During a few days in June 1969, top executives from the Nordic countries' telecom administrations gathered in Lofoten in the Norweigan archipelago for their 34th conference.
One of the Swedish representatives, Carl-Gösta Åsdal, Chief Radio Engineer at Televerket (now TeliaSonera), came with a bold suggestion. He wanted to look into the possibilities of joint mobile telephone solutions between the Nordic neighbours.
The committee decided to form a subgroup with the mission to “explore the opportunities for standardizing the signal system for selective calls using existing public mobile telephone services.”
About 12 years later, in 1981, these pioneers would successfully launch the world's first mobile telephony standard, Nordic Mobile Telephony (NMT).
“It is very important to us that we observe this, which has had such great influence on the communication that we today take for granted,” Håkan Dahlström, Head of Business Area Mobility Services at TeliaSonera, said during a recent event celebrating the 30th anniversary of NMT, considered to be the first modern mobile telephony communications standard.
By his side were also some of the pioneers in the development of the groundbreaking system.
It all grew out of the idea to enable easier communication between the Nordic neighbours: mobile devices that could connect people in the large, but sparsely populated north.
But it took time to get there, and effort to convince decision makers.
“At first, the one making the call would have to know where the telephone receiving the call was located,” said NMT's Thomas Haug, who helped push through the technology several decades ago.
“You also had to memorize 14 digits,” he added, “so that was rejected.”
But researchers kept working to develop a marketable product, even though many had a hard time seeing the need for such technology, partly because there was nothing to compare it to.
However, when the “010” prefix was introduced the system was able to keep track of the mobile devices, and people could call across borders without having to indicate the location of their receiver.
Suddenly, NMT was close to a breakthrough.
“We started sending out quotes to industries, and the first base stations were actually Japanese, made by Mitsubishi,” Haug said.
Swedish counterpart L.M. Ericsson was at this point still hesitant to support the revolutionary technology, but after some negotiating, they decided to invest in the idea and expand the network with their own equipment.
The big launch was set to October 1st, 1981, at Televerket's switch in the Stockholm suburb of Hammarby.
NMT would be first in the world to offer this mobile service with a projected expansion to half a million users within 10 years.
But things changed.
For starters, Sweden didn't end up being first.
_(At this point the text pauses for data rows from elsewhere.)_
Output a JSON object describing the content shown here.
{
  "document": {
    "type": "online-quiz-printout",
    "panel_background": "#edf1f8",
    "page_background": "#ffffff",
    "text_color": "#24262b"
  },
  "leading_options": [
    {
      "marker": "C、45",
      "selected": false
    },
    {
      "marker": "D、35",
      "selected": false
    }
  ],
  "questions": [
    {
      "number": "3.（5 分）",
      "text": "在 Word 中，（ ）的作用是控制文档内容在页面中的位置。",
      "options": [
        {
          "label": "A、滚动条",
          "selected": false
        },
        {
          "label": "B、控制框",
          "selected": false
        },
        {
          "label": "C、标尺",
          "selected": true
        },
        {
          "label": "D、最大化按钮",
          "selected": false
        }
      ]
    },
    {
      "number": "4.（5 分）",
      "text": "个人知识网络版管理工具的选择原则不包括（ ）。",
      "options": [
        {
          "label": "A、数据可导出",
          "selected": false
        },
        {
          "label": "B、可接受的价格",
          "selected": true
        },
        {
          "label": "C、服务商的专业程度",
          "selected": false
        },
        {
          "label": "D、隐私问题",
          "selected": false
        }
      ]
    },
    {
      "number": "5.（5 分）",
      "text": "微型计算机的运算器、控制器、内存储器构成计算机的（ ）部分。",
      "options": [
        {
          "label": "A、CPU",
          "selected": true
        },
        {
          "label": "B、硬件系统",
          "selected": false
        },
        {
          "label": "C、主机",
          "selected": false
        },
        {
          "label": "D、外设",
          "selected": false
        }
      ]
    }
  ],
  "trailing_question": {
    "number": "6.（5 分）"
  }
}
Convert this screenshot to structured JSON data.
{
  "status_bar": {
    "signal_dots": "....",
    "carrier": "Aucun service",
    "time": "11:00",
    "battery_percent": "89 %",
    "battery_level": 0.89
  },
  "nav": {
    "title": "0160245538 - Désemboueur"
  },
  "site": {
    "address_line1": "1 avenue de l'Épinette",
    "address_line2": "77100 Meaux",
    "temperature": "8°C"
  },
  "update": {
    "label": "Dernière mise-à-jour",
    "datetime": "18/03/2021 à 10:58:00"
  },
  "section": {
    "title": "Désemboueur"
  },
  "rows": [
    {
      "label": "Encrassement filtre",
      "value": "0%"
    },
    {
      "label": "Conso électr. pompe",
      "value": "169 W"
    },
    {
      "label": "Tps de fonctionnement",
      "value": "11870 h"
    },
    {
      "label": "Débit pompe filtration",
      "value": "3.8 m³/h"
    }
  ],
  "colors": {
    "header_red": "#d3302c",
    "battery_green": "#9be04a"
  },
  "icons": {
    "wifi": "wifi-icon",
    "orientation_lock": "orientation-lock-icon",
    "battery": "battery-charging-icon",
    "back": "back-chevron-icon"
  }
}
Saudi Arabia did, thanks to an unexpected contract L.M. Ericsson sealed with the Saudis in cooperation with Philips.
While the NMT technology was used in Saudi Arabia, it took another month until modern mobile phone service was launched in Sweden.
But then the switch was turned, and Sweden became mobile.
Nevertheless, scientists and leading technicians at NMT, including Televerket Marketing Director Bo Magnusson, were quickly asked to recalculate their estimates of how big the mobile phone market would be.
It was simply impossible that this new technology would attract 500,000 users, many thought.
Estimates were revised downward to 45,000 subscribers.
But within a year, NMT had 35,000 subscribers, and counting.
From then on, there was no stopping the phenomena that has become modern mobile telephony.
The system quickly became overloaded, but new innovations came to the rescue.
Time after time, forecasts were revised upwards as new users gushed in to take part in the revolutionary invention, proving the initial forecast right by the end of the decade.
“Stores specializing in gadgets and accessories started selling phone mounts for cars,” Magnusson said, “and people would install those to make others think you had a mobile phone.”
But the market demand changed, and as NMT expanded, new technologies were born to support the growing population's growing needs.
NMT eventually started its decline, however, parallel to the development of a new standard, GSM, which would soon claim the leading position in the mobile world.
By 1997, the two systems each had one million users around the world--more than double the estimate originally thought to be wildly optimistic.
“Sweden and Ericsson have NMT to thank for an incredible number of things,” Johan Wibergh, Head of Business Unit Networks Ericsson, told the NMT pioneers.
“You have contributed to the fact that five billion people today have telephone service.”
Wibergh admitted that it was because of the pressure and initiative by NMT, that Ericsson was forced to develop its own mobile technology, which wasn't an obvious choice in the beginning.
But it didn't take long until the demand was obvious, and a new and lucrative market had emerged.
“We are only in the beginning of a very long journey,” Wibergh said, adding that they are working to enable mobile broadband for five billion people by 2015.
“Eventually, everything that benefits from being online, will be.”